■ Work order ■
The required answer is every line of the data containing the word "text".

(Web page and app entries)
.....

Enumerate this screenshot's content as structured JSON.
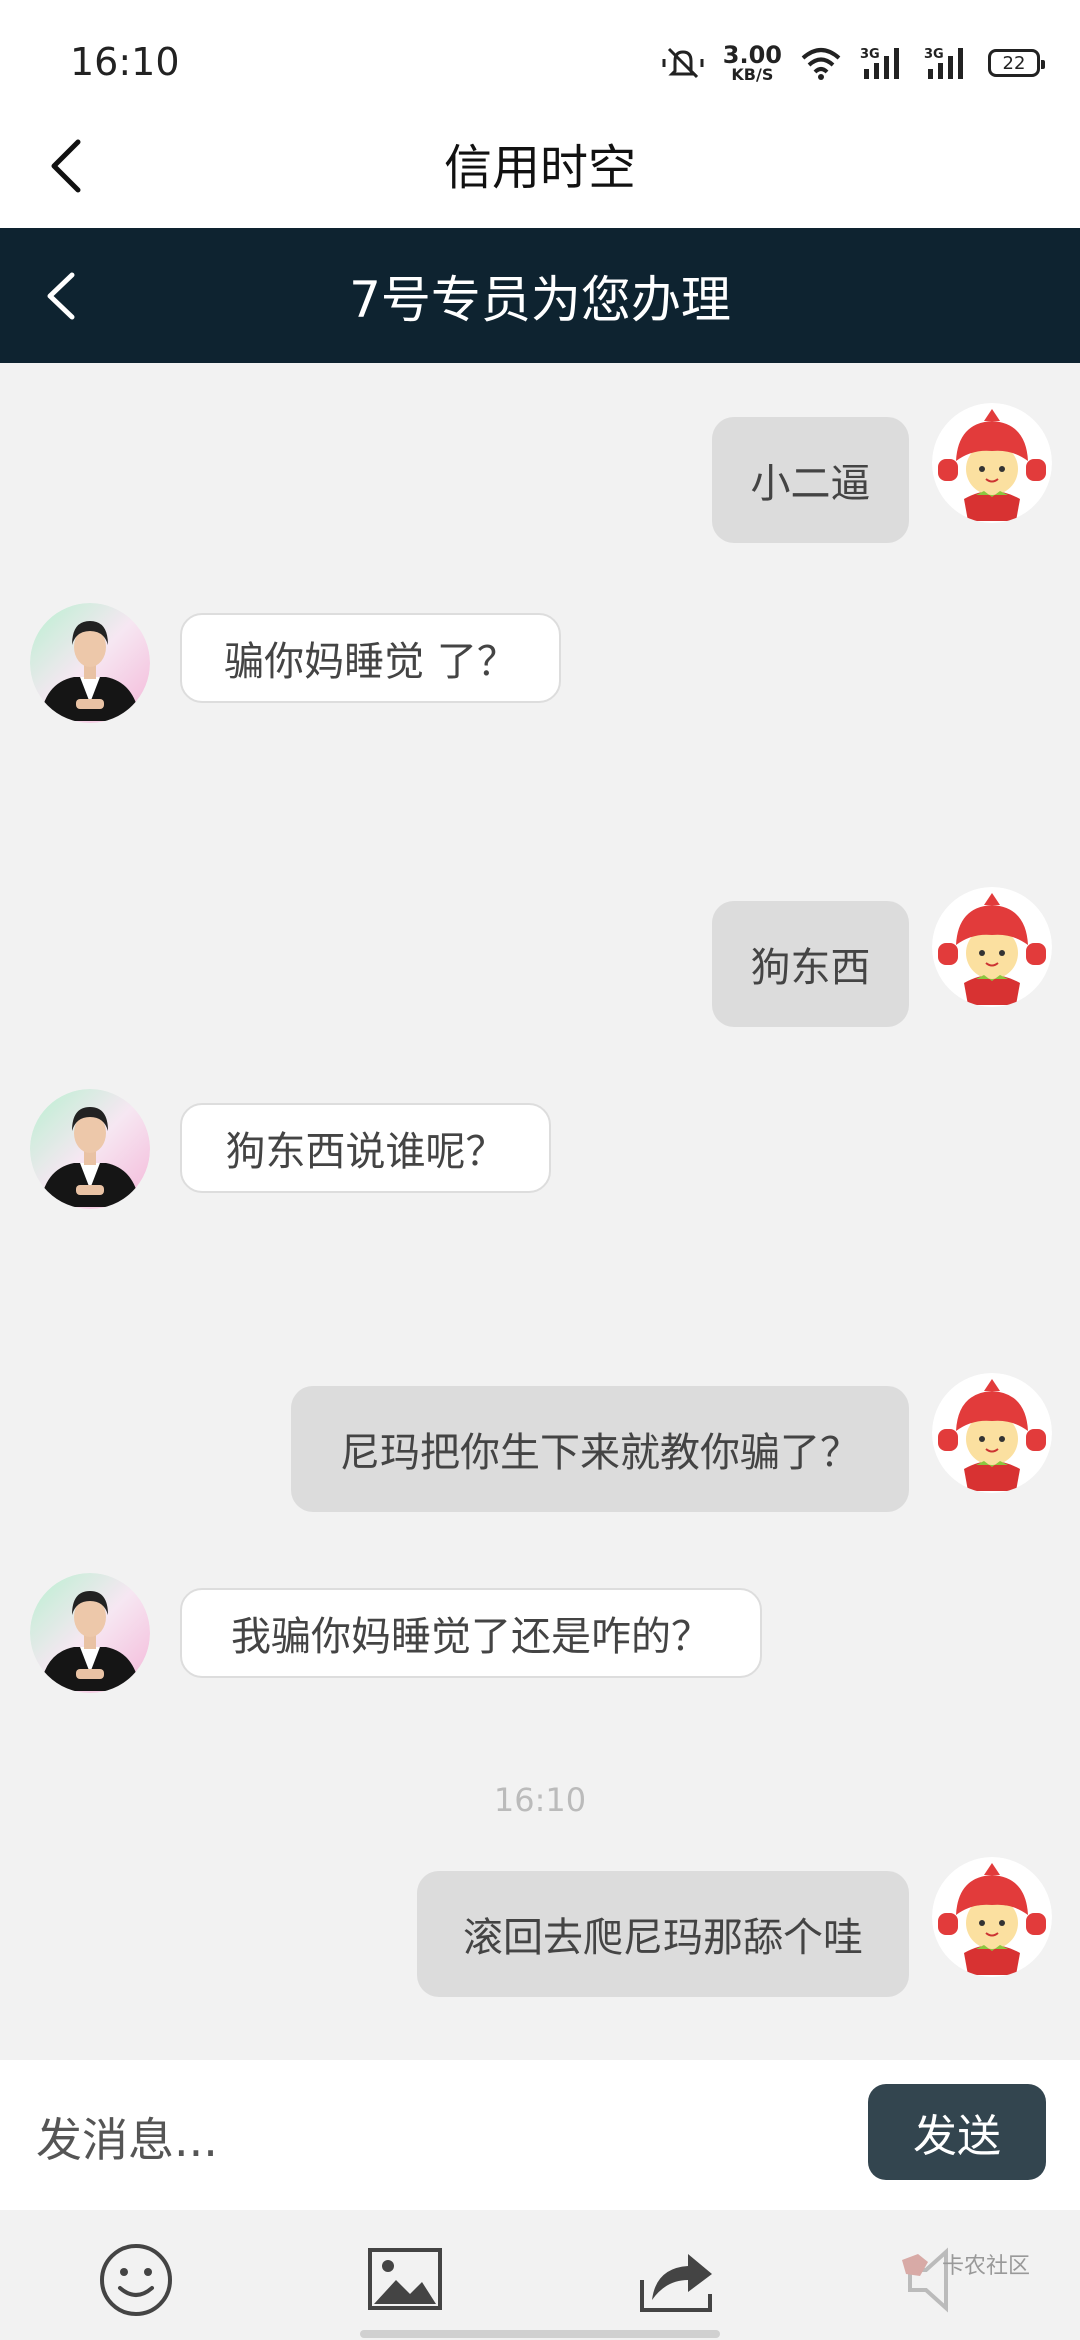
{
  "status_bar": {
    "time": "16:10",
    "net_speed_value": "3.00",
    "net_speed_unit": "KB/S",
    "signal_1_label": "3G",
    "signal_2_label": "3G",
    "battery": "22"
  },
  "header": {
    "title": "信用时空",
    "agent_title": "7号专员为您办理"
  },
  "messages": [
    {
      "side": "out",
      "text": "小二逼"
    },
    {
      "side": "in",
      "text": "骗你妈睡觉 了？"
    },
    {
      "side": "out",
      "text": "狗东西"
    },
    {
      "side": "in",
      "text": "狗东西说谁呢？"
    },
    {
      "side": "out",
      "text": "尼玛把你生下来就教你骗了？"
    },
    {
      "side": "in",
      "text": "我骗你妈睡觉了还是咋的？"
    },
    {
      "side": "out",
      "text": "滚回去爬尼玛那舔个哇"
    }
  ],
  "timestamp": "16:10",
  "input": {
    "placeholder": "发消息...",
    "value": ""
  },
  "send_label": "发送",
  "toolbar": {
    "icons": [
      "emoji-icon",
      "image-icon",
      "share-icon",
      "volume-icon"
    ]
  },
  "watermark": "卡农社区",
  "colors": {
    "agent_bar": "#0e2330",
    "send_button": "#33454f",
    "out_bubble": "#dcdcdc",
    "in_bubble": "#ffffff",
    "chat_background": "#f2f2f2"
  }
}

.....

■ Task response ■
      "text": "小二逼"
      "text": "骗你妈睡觉 了？"
      "text": "狗东西"
      "text": "狗东西说谁呢？"
      "text": "尼玛把你生下来就教你骗了？"
      "text": "我骗你妈睡觉了还是咋的？"
      "text": "滚回去爬尼玛那舔个哇"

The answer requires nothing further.